We love hot drinks in this house.  Can you tell? When my girls are sick, they love hot drinks the way I do.  My eldest and youngest ask for hot chicken broth in a mug, so I always keep bouillon cubes in the pantry.  My middle daughter loves to have hot tea when she’s not feeling well, so I keep chamomile for her although she’ll drink almost any tea.  Her favorite seems to be vanilla chai, and in the summer she likes it iced.  A runner up is iced caramel tea, which is made from a black tea, blended up just the same way we make chai.  Delish.  I love the caramel tea hot, too.  Lipton has an interesting caramel truffle tea, but it’s not as good as vanilla caramel in the other brand… um… Bigelow.  I get the vanilla chai from Bigelow too.

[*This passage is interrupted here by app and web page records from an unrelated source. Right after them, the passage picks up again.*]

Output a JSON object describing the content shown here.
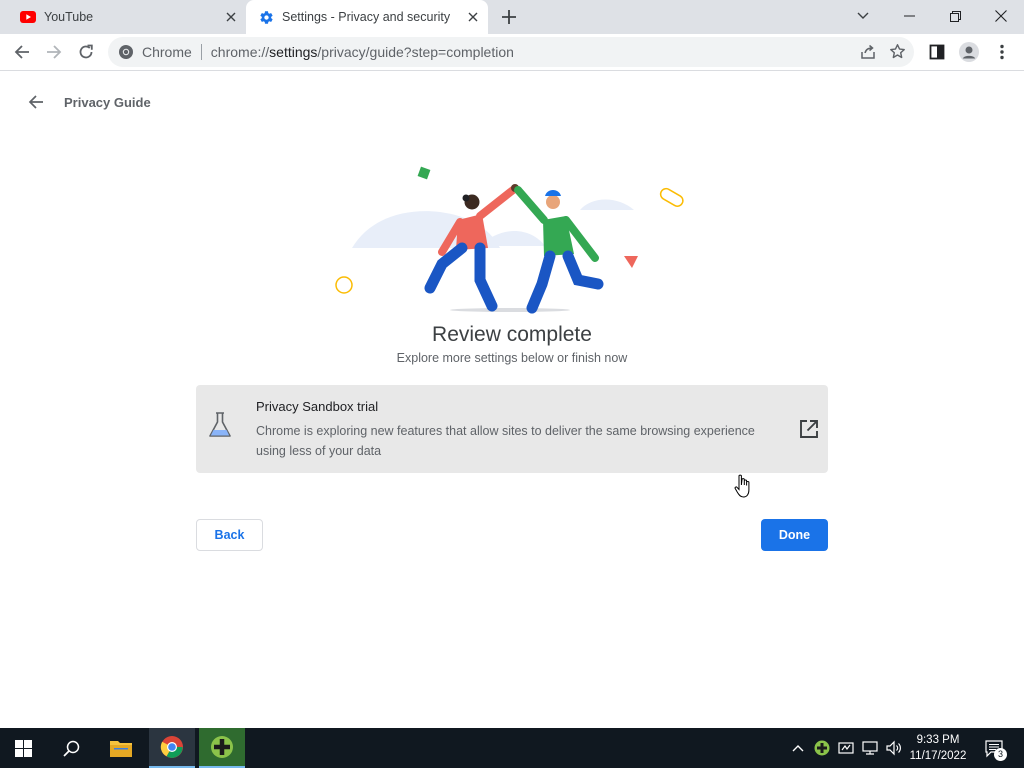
{
  "tabs": [
    {
      "title": "YouTube",
      "active": false,
      "icon": "youtube-icon"
    },
    {
      "title": "Settings - Privacy and security",
      "active": true,
      "icon": "settings-gear-icon"
    }
  ],
  "toolbar": {
    "site_label": "Chrome",
    "url_prefix": "chrome://",
    "url_host": "settings",
    "url_path": "/privacy/guide?step=completion"
  },
  "page": {
    "title": "Privacy Guide",
    "heading": "Review complete",
    "subheading": "Explore more settings below or finish now"
  },
  "card": {
    "title": "Privacy Sandbox trial",
    "description": "Chrome is exploring new features that allow sites to deliver the same browsing experience using less of your data"
  },
  "buttons": {
    "back": "Back",
    "done": "Done"
  },
  "taskbar": {
    "time": "9:33 PM",
    "date": "11/17/2022",
    "notification_count": "3"
  },
  "colors": {
    "accent": "#1a73e8",
    "tabstrip": "#dee1e6",
    "card_bg": "#e8e8e8",
    "taskbar": "#101820"
  }
}
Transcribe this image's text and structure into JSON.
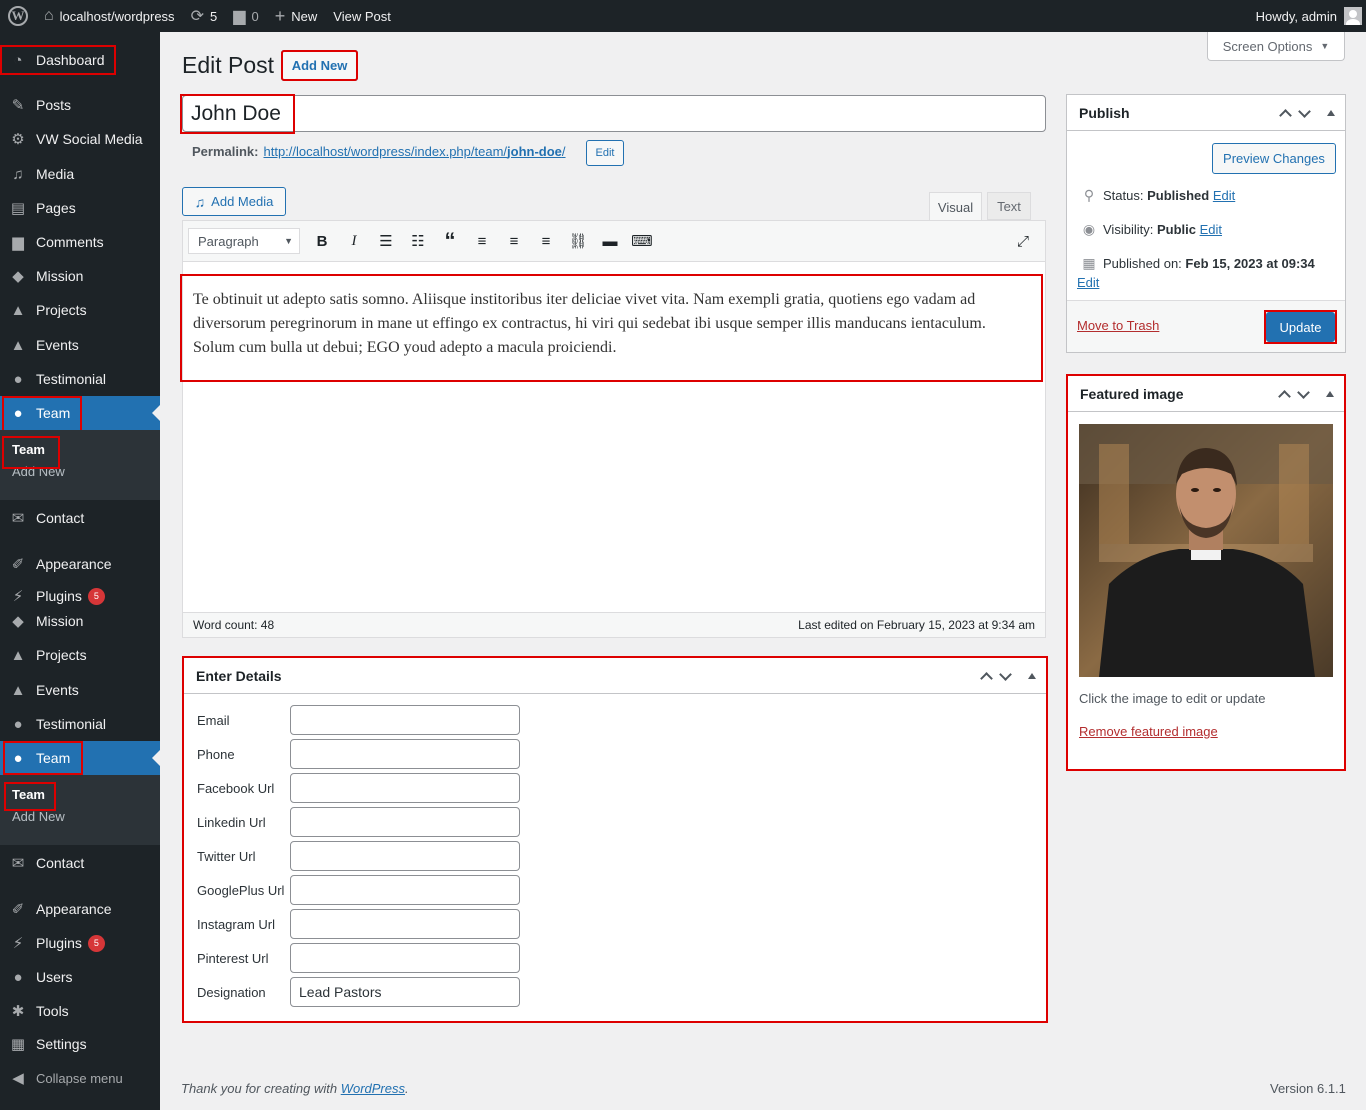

I still make my coffee using a French press.  Every now and then I use my electric coffee maker, but I’m out of those coffee grounds.  I’d love to have one of those new KeurigMr.Coffee hybrids for Christmas, though, for the mornings I need a mug of coffee before work but don’t have time to press some coffee.  I never have time to press coffee on work mornings.  It would also be great on mornings when I want to ask The Mister or one of the girls to “make” me some coffee and the response is, “I can’t run to Dunkin Donuts right now, sorry.”  🙂  Of course I saw those cute little reusable Keurig k-cups that you can put your own coffee grounds into.  Those are brilliant.

Speaking of Christmas, I know I’m not the only one who hasn’t even started gift shopping.  But that could be a whole ‘nother post.  🙂

Read Full Post »

Older Posts »

%d bloggers like this: